The context for this post is a few facts about me…I can be fast, doing lots of things at the same time. I scatter my possessions over whatever room or house I am in in. I am loud and chatty. I like fast music.
Poetry makes me stop.
Poetry makes me slow.
Poetry allows me to be quiet.
One of my favourite things to do is to read poetry aloud to myself. It helps me understand and appreciate it more. I can turn tricky or new words over in my mouth. I can start to unpick complex or confusing formulations of words. This is especially true for poems that are new to me.
Sometimes I am in public when I encounter a new poem. In this instance I recite it under my breath, mouthing the words.
I have many memories of doing this in London after spotting a new ‘Poem on the Underground’.
I stumbled across ‘London Fields’ by Michael Rosen and I adored these lines which open and close the poem:
“Evening falls between the trees
The drumming for Ghana fills the leaves”
I enjoyed discovering ‘Stationery’ by Agha Shahid Ali, especially these final lines:
“The world is full of paper.
Write to me”.
Gerard Benson’s ‘In a Young Time’ ends with this amazing image:
“Only a window
would catch sunlight and flame into sudden gold”.
I love that poetry can immediately take me somewhere else.
When I read the lines by Michael Rosen I think of a sporting event and trees in full bloom. I am instantly taken to what I feel must be a warm and light evening in the late summer (another line in the poem reinforces this). I am interested by the idea of sounds filling up a space.
The lines from ‘Stationery’ are so intriguing. Who is the poet addressing these to? They could be achingly romantic or desperately sad (I err on the side of romance in this case).
Gerard Benson’s way of capturing that beautiful sight of a sunset reflected in a window is wonderful and articulates perfectly something many of us have seen but may have found difficult to describe.
I love many different art forms but poetry is my favourite because it is so accessible. I don’t need to go anywhere special to enjoy poetry. It doesn’t cost any money. It is not kept in galleries or museums.
If I can remember some lines of poetry it is always with me, available at will.

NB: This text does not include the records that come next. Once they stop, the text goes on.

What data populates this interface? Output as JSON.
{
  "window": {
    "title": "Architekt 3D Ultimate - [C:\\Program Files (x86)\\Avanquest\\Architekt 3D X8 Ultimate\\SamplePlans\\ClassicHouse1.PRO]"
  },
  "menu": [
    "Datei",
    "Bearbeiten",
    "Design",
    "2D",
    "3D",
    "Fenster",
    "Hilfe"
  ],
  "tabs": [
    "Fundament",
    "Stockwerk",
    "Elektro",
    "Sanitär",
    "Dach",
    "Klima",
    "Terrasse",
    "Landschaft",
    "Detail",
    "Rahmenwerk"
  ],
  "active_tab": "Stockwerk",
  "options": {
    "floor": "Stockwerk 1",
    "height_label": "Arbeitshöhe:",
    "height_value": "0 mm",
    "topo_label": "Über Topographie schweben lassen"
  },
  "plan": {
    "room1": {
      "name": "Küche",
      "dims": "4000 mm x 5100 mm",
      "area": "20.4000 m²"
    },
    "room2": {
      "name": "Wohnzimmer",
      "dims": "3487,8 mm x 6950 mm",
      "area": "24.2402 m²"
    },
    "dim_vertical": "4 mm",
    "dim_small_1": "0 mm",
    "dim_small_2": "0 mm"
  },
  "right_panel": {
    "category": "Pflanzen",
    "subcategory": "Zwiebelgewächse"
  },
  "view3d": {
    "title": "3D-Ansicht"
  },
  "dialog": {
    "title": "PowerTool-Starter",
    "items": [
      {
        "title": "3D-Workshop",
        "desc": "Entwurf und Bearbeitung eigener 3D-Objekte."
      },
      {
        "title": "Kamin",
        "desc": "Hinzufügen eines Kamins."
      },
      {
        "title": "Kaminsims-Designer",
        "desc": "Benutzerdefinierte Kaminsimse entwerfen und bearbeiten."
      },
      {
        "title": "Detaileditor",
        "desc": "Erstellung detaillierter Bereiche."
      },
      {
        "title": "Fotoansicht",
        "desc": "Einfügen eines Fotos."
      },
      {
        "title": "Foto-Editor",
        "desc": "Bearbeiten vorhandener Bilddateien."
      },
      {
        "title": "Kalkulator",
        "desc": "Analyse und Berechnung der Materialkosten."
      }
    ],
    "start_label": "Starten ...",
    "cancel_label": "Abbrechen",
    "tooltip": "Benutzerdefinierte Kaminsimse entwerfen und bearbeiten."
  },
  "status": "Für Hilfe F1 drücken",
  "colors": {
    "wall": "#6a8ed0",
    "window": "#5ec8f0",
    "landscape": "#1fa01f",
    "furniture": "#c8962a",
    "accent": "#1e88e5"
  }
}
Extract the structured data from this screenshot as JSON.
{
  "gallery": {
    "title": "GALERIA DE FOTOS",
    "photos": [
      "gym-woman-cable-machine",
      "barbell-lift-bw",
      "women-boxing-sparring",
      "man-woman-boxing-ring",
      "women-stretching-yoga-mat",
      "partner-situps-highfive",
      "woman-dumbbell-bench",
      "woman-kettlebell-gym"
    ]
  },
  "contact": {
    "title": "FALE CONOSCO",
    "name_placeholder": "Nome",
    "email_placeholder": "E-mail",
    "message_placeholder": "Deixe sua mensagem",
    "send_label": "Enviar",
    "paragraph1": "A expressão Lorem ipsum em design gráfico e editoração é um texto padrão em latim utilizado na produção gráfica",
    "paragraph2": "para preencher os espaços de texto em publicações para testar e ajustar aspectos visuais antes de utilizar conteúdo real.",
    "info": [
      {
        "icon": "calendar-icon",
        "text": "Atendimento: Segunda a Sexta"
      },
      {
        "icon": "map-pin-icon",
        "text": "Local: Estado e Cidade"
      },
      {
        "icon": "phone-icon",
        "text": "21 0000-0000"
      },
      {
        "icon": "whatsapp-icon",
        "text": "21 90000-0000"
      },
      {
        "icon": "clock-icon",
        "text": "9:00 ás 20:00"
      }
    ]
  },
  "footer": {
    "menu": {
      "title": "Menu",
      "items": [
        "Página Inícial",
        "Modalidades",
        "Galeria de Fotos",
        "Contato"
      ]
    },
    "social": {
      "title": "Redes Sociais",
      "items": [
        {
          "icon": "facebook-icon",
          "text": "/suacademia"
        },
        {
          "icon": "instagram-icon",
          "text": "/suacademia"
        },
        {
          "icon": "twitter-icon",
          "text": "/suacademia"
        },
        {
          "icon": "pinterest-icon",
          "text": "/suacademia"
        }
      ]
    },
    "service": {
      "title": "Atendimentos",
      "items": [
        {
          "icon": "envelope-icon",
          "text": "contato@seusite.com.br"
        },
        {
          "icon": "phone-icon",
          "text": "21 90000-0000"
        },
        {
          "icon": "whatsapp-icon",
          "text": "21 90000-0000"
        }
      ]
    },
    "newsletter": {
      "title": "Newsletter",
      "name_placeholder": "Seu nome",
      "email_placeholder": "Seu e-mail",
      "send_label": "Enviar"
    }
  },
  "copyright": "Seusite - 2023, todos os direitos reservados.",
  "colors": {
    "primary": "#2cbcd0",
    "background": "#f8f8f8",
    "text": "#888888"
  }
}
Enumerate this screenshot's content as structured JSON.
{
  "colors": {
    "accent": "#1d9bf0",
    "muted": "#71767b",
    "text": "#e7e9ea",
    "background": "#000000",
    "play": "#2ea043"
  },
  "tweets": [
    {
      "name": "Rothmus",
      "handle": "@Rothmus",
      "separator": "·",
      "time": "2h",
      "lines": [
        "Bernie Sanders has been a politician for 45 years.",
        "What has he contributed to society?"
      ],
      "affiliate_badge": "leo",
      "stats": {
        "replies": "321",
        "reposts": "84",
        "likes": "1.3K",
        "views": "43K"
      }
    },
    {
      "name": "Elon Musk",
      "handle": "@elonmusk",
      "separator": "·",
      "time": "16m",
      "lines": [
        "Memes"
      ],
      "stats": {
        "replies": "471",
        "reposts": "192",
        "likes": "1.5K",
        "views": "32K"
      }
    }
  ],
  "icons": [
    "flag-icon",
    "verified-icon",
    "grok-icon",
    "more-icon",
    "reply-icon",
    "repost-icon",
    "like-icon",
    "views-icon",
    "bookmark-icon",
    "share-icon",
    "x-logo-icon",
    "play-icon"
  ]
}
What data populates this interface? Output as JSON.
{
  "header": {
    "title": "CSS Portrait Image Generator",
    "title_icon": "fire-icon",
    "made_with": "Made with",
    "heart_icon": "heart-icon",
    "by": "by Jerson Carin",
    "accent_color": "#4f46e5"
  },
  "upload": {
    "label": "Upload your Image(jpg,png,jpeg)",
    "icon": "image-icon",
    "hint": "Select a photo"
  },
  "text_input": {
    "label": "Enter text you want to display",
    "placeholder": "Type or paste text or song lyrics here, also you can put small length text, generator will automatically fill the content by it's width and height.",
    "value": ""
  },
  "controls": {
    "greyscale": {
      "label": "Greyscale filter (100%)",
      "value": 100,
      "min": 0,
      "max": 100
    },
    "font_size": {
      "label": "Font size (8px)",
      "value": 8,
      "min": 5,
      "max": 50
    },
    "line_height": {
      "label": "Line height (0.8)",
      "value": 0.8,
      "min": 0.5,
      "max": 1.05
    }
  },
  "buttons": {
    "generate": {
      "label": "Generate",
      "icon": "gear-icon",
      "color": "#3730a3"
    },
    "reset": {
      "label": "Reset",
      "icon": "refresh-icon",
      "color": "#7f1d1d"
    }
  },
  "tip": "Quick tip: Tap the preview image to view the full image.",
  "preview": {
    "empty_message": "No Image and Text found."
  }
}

Read more about Poems on the Underground here: https://tfl.gov.uk/corporate/about-tfl/culture-and-heritage/poems-on-the-underground and here: https://tfl.gov.uk/forms/13924.aspx